Fifteen organizations had set up tables in The Point Community Development Corp. on Garrison Avenue, displaying their work much like in a fifth-graders' exhibition. The event had been arranged by Rep. José Serrano, a New York Democrat who, a decade earlier, brought Cuban leader Fidel Castro to the Bronx.


Castro, whom Chávez openly admires, spoke then for about 30 minutes, mostly about baseball. Chávez spent more than two hours at the center, in Hunt Point in the South Bronx, moving from table to table in a chaotic cluster of aides, journalists, bodyguards and beaming Bronx residents taking pictures.

He asked Heidi Hynes, the executive director of the Mary Mitchell Family and Youth Center if her organization was headquartered nearby. He wanted to know what the kids did, and who Mary Mitchell was.

''And what is your budget?'' he asked.

Hynes replied that it was around $300,000 a year.

Chávez turned around and told an aide to take down the name. He instructed the Venezuelan Embassy in Washington to make a donation.

Hynes said her center had been visited by famous athletes but never by a top-level politician. The Bangladeshi ambassador to the United Nations came once. ''We're delighted to be able to host a foreign dignitary in the Bronx,'' she said.

Serrano said it was Chávez who had insisted on meeting with community leaders of the Bronx, a community of 1.7 million people, and, to many, still a symbol of America's urban underclass.

Speaking with about a dozen journalists, he said there was ''more soul and power'' in The Point than in the U.N. General Assembly. Chávez had spent the previous two days meeting with world leaders and made his mark by delivering a blistering attack on the United Nations and the Bush administration Thursday.

He then hoisted up 2-year-old Marquez Hunter. He kissed him and said in his elementary English, ''This is my boy!'' pointing to the startled child, then he added: ''This is my summit, this was his summit.'' The cameras flashed.


Chávez's arrival in New York was delayed by nearly two days, marred until the very end by his long feud with the Bush administration, which he accuses of plotting to overthrow him. His staff quarreled over visas for his security detail. Venezuelan officials complained that Chávez's security chief and his doctor were not let off the plane for lack of visas.
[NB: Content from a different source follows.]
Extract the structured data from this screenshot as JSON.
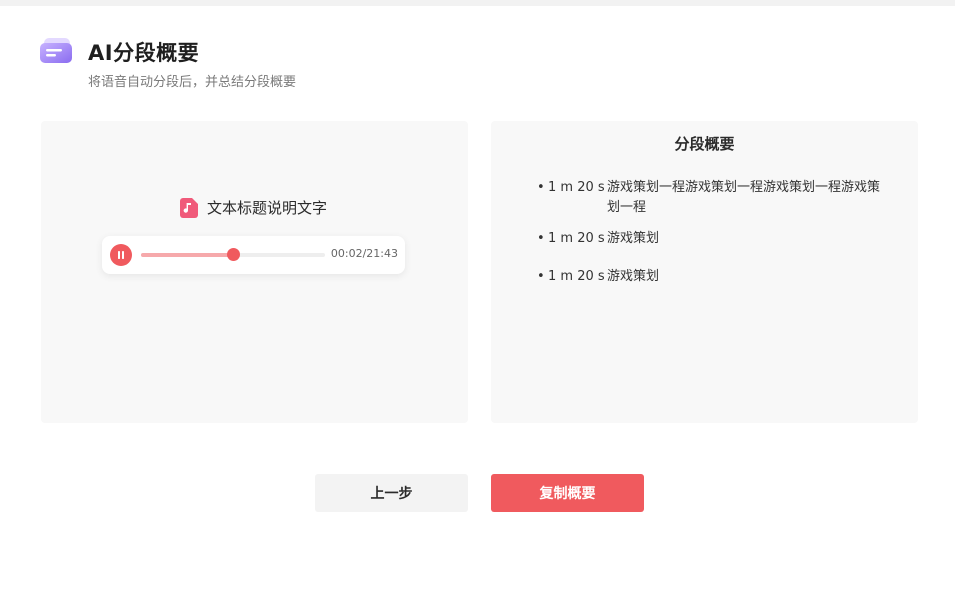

He met with U.N. Secretary General Kofi Annan and Iranian President Mahmoud Ahmadinejad, no friend of the United States. But on Saturday, Chávez was focused on folks like Lucretia Jones, who heads Mothers on the Move, a group that seeks equal opportunities in education and housing. She had only a vague notion of Chávez before Saturday. She had first heard about him during the April 2002 coup. Chávez was briefly overthrown, but returned triumphantly two days later.

Jones heard about Chávez again last month, when Rev. Pat Robertson caused an uproar when he called on the United States to assassinate the Venezuelan leader.

The Palo Monte, a group of musicians from the Dominican Republic, were playing catchy, fast-paced tunes. Chávez mingled with them.

He played a güira, a sort of aluminum cylindrical percussion instrument, and then grabbed two maracas, essentially large rattlers. As Chávez swayed to the music, the band sang, ''¡Ooh, ah, Chávez no se va!'' (Chávez is not leaving).


But Chávez also showed his confrontational side.

The Venezuelan said the final U.N. declaration, which was worked out amid much diplomatic haggling, was ``very suspect.''

''They're trying to legalize the imperialist currents,'' he said.

And the Bronx cheered again.


Post a Comment

<< Home